A Bronx grand jury is set to hear evidence against Sgt. Hugh Barry, a white officer who fatally shot a mentally disturbed 66-year-old black woman who, the eight-year NYPD veteran says, attacked him in her apartment with a baseball bat.
At issue is whether Barry will testify in his defense. That’s a tricky decision, one especially difficult before Bronx grand juries, which many in the NYPD consider notoriously anti-cop.
“The case is screaming for him to testify,” said a source familiar with the case who spoke on condition of anonymity. “He has to explain why he didn’t back off and contain the situation by closing the door behind him and isolating her until emergency service cops arrived. It was a [legitimate] shooting but bad tactics.”
Barry had first talked the woman, Deborah Danner, into dropping a knife she was holding and apparently thought he’d established a rapport with her, the source said. “The issue is when she picks up the bat, how close she was standing to him, whether she came towards him, whether she was holding the bat above his head.”
Barry’s lawyer, Andrew Quinn, did not return calls. A spokeswoman for Bronx District Attorney Darcel Clark declined to comment.
Commissioner James O’Neill, only a few weeks into the job at the time of the October shooting, placed Barry on modified assignment before an internal investigation was completed.
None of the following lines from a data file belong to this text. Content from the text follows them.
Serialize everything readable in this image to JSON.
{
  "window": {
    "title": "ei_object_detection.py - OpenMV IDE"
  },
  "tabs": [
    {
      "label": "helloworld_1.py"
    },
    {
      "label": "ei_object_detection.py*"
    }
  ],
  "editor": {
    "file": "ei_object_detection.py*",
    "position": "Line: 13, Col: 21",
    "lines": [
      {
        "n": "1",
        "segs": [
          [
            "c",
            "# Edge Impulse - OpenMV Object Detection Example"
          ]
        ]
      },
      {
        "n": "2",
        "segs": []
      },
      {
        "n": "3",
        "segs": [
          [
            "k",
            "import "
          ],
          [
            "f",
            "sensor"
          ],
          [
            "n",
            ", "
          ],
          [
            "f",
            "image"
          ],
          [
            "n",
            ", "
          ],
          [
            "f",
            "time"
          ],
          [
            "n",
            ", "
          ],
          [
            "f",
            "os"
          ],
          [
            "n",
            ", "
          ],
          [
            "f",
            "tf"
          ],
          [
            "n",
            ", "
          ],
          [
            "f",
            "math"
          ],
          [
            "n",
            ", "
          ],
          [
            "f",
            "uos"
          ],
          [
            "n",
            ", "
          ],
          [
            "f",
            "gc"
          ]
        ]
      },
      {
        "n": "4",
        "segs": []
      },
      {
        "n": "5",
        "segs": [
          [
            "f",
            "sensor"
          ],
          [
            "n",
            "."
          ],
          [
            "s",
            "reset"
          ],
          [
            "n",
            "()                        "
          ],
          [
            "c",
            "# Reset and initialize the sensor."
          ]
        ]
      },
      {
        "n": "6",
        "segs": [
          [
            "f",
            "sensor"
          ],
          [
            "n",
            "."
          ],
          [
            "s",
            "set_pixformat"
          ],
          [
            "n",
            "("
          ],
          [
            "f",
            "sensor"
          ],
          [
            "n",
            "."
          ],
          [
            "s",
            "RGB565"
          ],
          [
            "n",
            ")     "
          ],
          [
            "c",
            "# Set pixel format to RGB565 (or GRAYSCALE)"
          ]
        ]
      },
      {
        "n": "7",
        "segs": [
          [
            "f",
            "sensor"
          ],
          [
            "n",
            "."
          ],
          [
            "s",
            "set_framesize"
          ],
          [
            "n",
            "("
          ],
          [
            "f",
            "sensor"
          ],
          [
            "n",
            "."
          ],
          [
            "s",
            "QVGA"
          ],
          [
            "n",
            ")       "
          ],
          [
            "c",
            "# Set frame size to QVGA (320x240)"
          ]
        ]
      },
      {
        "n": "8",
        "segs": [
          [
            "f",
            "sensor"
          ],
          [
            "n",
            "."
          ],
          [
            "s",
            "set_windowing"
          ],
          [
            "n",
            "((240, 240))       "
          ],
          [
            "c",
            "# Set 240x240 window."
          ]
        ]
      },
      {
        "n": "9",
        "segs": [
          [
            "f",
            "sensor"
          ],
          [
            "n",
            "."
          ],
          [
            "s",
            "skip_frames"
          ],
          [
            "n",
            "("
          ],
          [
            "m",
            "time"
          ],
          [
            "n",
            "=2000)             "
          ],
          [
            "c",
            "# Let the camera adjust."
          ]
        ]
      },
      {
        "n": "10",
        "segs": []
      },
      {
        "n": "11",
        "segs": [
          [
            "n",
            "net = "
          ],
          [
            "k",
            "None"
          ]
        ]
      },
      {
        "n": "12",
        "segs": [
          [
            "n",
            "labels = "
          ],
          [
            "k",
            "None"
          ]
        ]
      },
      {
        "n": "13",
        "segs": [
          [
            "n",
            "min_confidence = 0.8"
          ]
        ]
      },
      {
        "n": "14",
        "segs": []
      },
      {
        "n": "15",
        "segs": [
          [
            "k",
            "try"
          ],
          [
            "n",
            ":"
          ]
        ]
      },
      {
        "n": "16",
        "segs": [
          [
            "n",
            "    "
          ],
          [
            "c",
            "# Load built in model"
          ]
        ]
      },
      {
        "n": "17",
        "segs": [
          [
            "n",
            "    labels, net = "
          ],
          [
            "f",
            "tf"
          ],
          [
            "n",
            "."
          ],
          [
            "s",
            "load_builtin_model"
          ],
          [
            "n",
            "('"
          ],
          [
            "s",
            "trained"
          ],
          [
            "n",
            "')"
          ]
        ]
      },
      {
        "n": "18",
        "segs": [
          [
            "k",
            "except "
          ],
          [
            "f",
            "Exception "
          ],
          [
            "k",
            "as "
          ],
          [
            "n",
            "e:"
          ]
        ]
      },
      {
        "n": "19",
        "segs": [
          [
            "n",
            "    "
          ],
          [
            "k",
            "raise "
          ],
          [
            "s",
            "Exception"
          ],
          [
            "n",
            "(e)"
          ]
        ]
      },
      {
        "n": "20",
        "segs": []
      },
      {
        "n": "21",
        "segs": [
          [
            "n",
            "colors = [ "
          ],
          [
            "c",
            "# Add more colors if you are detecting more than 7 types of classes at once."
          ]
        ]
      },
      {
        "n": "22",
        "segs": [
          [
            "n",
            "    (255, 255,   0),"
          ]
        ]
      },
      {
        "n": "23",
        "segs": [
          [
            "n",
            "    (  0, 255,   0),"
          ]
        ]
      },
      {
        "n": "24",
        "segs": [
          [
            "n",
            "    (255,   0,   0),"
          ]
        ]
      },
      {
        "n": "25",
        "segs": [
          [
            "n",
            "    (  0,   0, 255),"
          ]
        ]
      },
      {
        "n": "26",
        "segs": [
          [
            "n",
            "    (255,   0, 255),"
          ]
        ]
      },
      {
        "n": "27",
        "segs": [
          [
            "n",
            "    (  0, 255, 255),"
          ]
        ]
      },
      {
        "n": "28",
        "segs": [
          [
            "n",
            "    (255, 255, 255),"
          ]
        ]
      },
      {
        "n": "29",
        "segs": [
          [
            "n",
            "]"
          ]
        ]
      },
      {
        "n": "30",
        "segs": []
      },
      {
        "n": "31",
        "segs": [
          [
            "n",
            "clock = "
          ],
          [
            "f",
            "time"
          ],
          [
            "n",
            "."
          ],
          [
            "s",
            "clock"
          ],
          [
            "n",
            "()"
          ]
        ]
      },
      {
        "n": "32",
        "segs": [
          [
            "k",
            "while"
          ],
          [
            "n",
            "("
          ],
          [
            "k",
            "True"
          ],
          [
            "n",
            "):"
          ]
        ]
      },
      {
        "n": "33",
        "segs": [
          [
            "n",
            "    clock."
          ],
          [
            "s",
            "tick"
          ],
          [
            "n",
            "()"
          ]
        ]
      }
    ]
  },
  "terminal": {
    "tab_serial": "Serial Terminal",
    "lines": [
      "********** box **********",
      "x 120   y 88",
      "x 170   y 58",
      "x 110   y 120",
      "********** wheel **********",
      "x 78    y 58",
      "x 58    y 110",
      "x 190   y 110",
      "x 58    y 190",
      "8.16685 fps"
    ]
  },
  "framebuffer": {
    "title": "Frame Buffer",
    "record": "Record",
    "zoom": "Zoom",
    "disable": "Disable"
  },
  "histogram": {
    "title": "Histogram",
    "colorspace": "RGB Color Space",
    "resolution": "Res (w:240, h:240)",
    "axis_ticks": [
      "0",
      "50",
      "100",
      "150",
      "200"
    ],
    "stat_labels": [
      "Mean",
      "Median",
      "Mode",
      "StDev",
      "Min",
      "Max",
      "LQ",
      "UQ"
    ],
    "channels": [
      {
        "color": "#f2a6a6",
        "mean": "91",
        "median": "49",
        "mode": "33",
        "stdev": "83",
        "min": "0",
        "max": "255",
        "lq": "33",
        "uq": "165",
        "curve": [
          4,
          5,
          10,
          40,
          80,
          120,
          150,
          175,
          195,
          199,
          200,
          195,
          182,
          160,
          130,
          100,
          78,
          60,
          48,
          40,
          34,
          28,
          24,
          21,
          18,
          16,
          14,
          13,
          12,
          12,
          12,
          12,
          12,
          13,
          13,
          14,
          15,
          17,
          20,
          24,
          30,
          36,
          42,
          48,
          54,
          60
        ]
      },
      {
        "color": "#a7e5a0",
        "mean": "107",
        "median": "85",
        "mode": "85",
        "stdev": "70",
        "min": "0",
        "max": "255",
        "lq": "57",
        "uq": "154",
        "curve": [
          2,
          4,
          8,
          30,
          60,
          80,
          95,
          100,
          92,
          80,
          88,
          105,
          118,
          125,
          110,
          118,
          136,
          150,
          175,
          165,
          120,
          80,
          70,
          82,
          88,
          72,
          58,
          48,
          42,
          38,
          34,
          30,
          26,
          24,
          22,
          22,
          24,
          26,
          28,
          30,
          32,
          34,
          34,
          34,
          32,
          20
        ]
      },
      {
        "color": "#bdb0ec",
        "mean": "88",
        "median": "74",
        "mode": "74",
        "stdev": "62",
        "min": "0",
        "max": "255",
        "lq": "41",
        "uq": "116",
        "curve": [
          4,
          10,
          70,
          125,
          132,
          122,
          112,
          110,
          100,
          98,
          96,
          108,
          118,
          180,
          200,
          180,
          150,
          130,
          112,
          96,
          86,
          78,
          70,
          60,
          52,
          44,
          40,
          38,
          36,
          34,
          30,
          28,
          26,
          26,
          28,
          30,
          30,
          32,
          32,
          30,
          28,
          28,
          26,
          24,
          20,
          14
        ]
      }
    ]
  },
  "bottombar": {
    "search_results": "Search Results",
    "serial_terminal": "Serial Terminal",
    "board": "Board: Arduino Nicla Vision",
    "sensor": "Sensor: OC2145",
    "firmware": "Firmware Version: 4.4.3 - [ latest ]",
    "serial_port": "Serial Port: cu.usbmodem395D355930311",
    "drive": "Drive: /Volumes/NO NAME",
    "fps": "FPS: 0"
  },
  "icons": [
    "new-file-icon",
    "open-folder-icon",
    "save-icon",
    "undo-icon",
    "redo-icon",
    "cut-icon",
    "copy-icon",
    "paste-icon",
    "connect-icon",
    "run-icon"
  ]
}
O’Neill said Barry, who shot Danner twice in the torso, had not followed procedures when dealing with mentally ill people because he didn’t first use his Taser, and that he failed to wait for an Emergency Service Unit to arrive.
“We failed,” O’Neill said at the time. “There was a person in crisis . . . We were called to that apartment to help someone . . . and we ended up killing her.”
A few hours later, Mayor Bill de Blasio doubled down, saying provocatively, “Deborah Danner should be alive now. Period.”
Ed Mullins, the head of the sergeants union, said O’Neill’s comments, and particularly the mayor’s, have poisoned the case against Barry — much as former Commissioner Ray Kelly had done in 2004 when he said Officer Richard Neri had acted outside NYPD guidelines when he shot unarmed 19-year-old Timothy Stansbury on the roof of his Brooklyn apartment building.
A grand jury chose not to indict Neri, concluding the shooting was accidental.